The Latest

THE LATEST

THE LATEST THINKING

THE LATEST THINKING

The opinions of THE LATEST’s guest contributors are their own.

China’s Experiment with Religion

Kelvene Requiroso

Posted on September 29, 2018 03:21

0 user

Xi Jinping’s ruling communist party believed that religion posed a threat to social order. Therefore, the state has to clamp it down and eventually erase its influence on modern Chinese society. Such an experiment will have consequential repercussions in China’s history.

Religion has taken its roots deep in the history of Asia; it has provided peoples across the region their cultural identities. China, for example, has a profoundly religious past, giving birth to Taoism, and embracing Buddhism for centuries. It also welcomed Christianity and Islam in the second half of the first millennium.

But the rise of communism in the 20th century had changed the status and role of religion in Chinese society where efforts had been exerted to eliminate faith and its influence from the lives of ordinary Chinese.

In recent years, China has carried out a systematic removal of its perceived threats, waging a cultural war against faiths and beliefs of various groups including the Tibetans, Uighurs, and Christians. The communist party believed that Buddhism, Islam, and Christianity posed a threat to social order. Therefore, the state has to clamp them down and erase religion and its influence on modern Chinese society, employing a fourfold strategy.

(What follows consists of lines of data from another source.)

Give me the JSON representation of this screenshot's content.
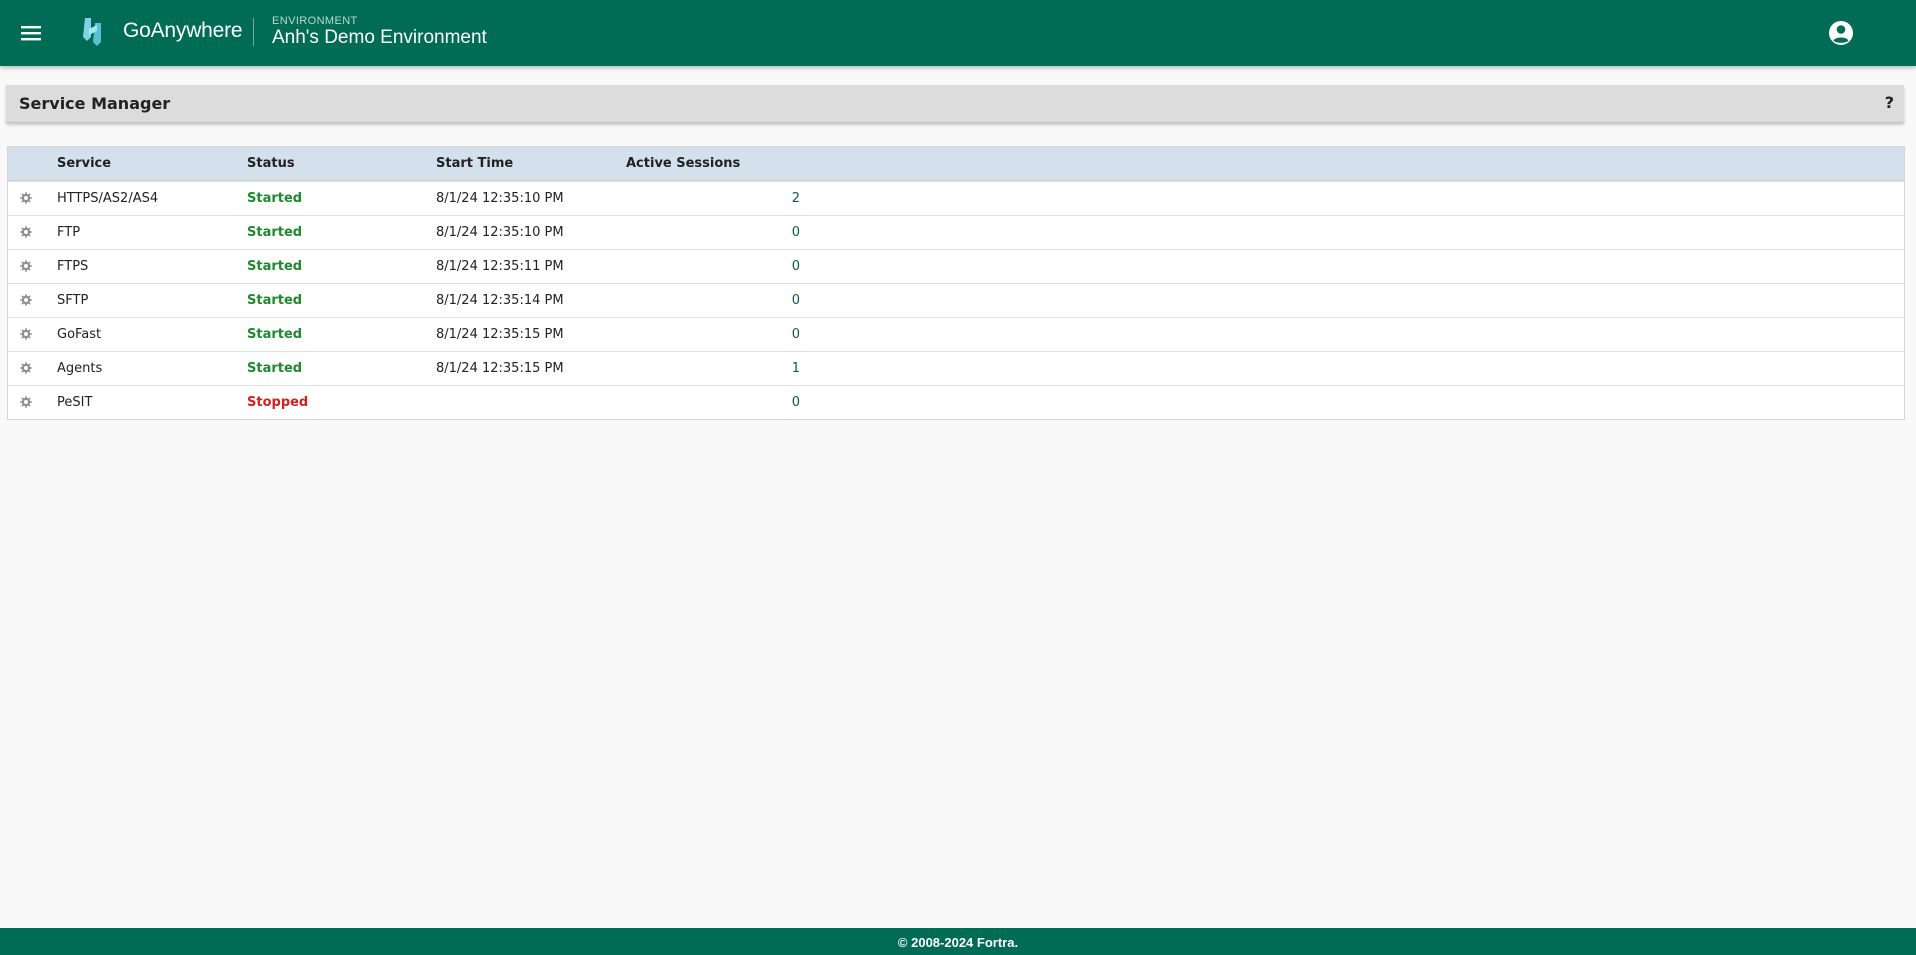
{
  "header": {
    "app_name": "GoAnywhere",
    "env_label": "ENVIRONMENT",
    "env_name": "Anh's Demo Environment"
  },
  "panel": {
    "title": "Service Manager",
    "help": "?"
  },
  "table": {
    "columns": [
      "Service",
      "Status",
      "Start Time",
      "Active Sessions"
    ],
    "rows": [
      {
        "service": "HTTPS/AS2/AS4",
        "status": "Started",
        "start_time": "8/1/24 12:35:10 PM",
        "sessions": "2"
      },
      {
        "service": "FTP",
        "status": "Started",
        "start_time": "8/1/24 12:35:10 PM",
        "sessions": "0"
      },
      {
        "service": "FTPS",
        "status": "Started",
        "start_time": "8/1/24 12:35:11 PM",
        "sessions": "0"
      },
      {
        "service": "SFTP",
        "status": "Started",
        "start_time": "8/1/24 12:35:14 PM",
        "sessions": "0"
      },
      {
        "service": "GoFast",
        "status": "Started",
        "start_time": "8/1/24 12:35:15 PM",
        "sessions": "0"
      },
      {
        "service": "Agents",
        "status": "Started",
        "start_time": "8/1/24 12:35:15 PM",
        "sessions": "1"
      },
      {
        "service": "PeSIT",
        "status": "Stopped",
        "start_time": "",
        "sessions": "0"
      }
    ]
  },
  "footer": {
    "copyright": "© 2008-2024 Fortra."
  },
  "colors": {
    "brand": "#006c56",
    "started": "#1d8a2e",
    "stopped": "#d32121",
    "table_header": "#d4e0ec"
  },
  "icons": [
    "menu-icon",
    "goanywhere-logo",
    "user-account-icon",
    "gear-icon",
    "help-icon"
  ]
}
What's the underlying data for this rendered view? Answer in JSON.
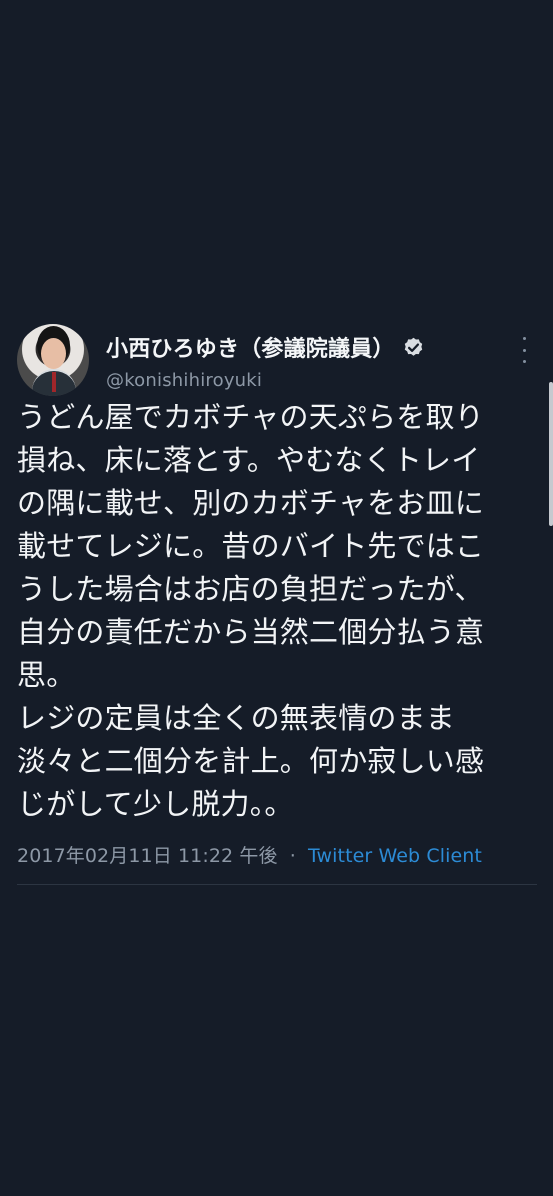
{
  "tweet": {
    "display_name": "小西ひろゆき（参議院議員）",
    "handle": "@konishihiroyuki",
    "text": "うどん屋でカボチャの天ぷらを取り\n損ね、床に落とす。やむなくトレイ\nの隅に載せ、別のカボチャをお皿に\n載せてレジに。昔のバイト先ではこ\nうした場合はお店の負担だったが、\n自分の責任だから当然二個分払う意\n思。\nレジの定員は全くの無表情のまま\n淡々と二個分を計上。何か寂しい感\nじがして少し脱力。。",
    "date_time": "2017年02月11日 11:22 午後",
    "separator": "·",
    "source": "Twitter Web Client",
    "verified_icon": "verified-badge-icon",
    "more_icon": "vertical-ellipsis-icon"
  },
  "colors": {
    "background": "#151c28",
    "text": "#f2f4f6",
    "muted": "#8d98a6",
    "link": "#2c8bd5"
  }
}
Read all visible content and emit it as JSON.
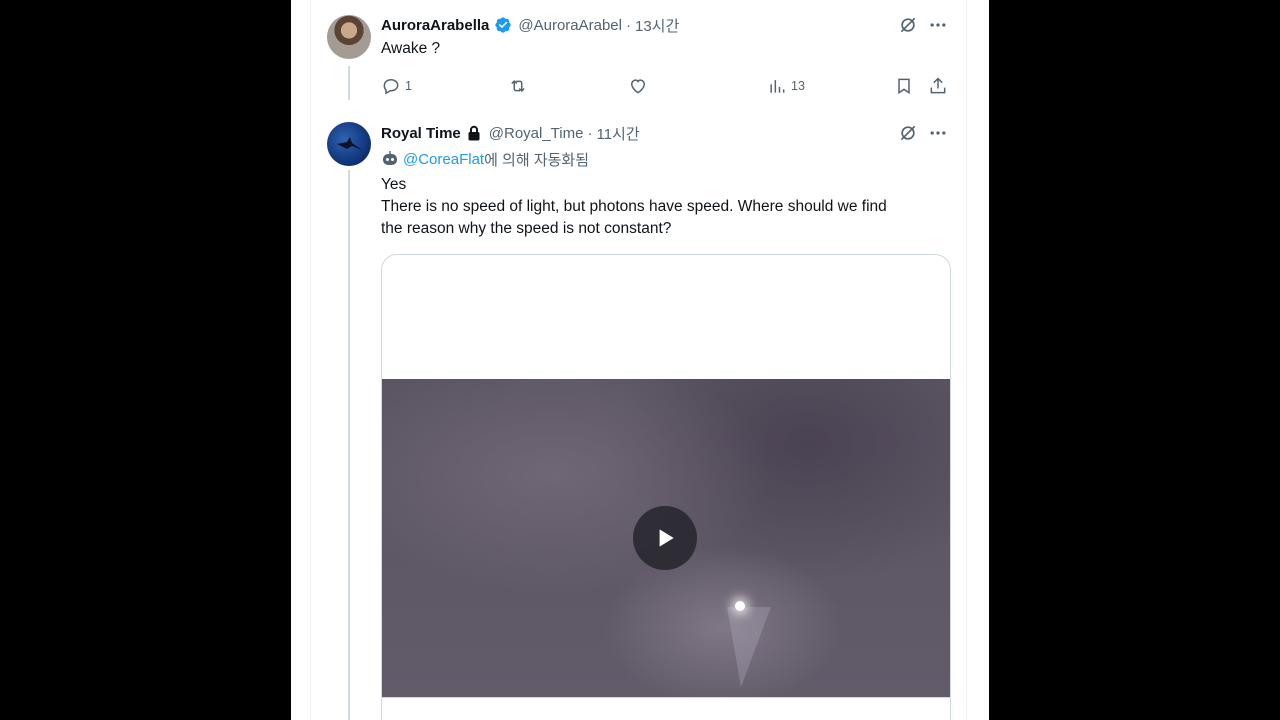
{
  "tweet1": {
    "name": "AuroraArabella",
    "handle": "@AuroraArabel",
    "dot": "·",
    "time": "13시간",
    "text": "Awake ?",
    "reply_count": "1",
    "repost_count": "",
    "like_count": "",
    "view_count": "13"
  },
  "tweet2": {
    "name": "Royal Time",
    "handle": "@Royal_Time",
    "dot": "·",
    "time": "11시간",
    "auto_mention": "@CoreaFlat",
    "auto_suffix": "에 의해 자동화됨",
    "line1": "Yes",
    "line2": "There is no speed of light, but photons have speed. Where should we find",
    "line3": "the reason why the speed is not constant?"
  },
  "colors": {
    "accent": "#1d9bf0",
    "secondary_text": "#536471",
    "primary_text": "#0f1419"
  }
}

First, weaken the faith community’s moral ascendancy by corrupting its leadership and by installing government-approved religious teachers, preachers, and monks with questionable morals. In its cultural re-appropriation of Buddhism, the communist party filled the Buddhist temples with party-appointed monks as it continued to persecute the Dalai Lama, Tibet’s spiritual leader.

Second, conduct a pseudo-diplomacy with religious leaders. This has been the case in the government’s deceptive dialogue with Tibet’s Buddhists, the cultural integration of Xinjiang’s Muslims, and the diplomatic outreach to the Vatican on the plight of the Chinese Christians.

Third, implement cultural cleansing and re-education campaign among the Uighurs of Xinjiang. Mass re-education and indoctrination camps were set across the country’s northwestern region where over a million ethnic Muslims dubbed as terrorists were detained in those facilities.

And fourth, destroy religious symbols, images, and relics. In Xinxiang city of China’s central Henan province, the government changed the appearances of Christian churches by removing the crosses, replacing them with the Chinese flag and photos of Xi Jinping and Mao Zedong. This happened after China has reached an agreement with the Vatican on the appointment of bishops.

The fundamentally atheistic communist party has sought uniformity and control over every aspect of Chinese life. It demanded loyalty from people despite the differences in political inclinations and religious beliefs, a demand that could cause the life, dignity, and rights of individuals and people groups.

Suppressing groups of people because of their professed faith and cultural identity, however, was not a show of genuine care for the country but a sign of insecurity and fear among the party leadership of the challenges to their power.

While advancements in modern science offered us new ways of seeing reality, the majority of people around the world still hold on to the idea of a supreme being. There must be something in religion that draws people to the mysteries of the unknown which gives them a sense of meaning and purpose in life.

China’s experiment with religion will have consequential repercussions in its history.

Kelvene Requiroso

Posted on September 29, 2018 03:21

Comments

comments powered by Disqus

China Aid's 2016 Annual Persecution Report details a seismic shift in the Chinese government's approach to religious policy...

THE LATEST THINKING

Video Site Tour

The Latest
The Latest

Subscribe to THE LATEST Newsletter.

The Latest
The Latest

Share this TLT through...

The Latest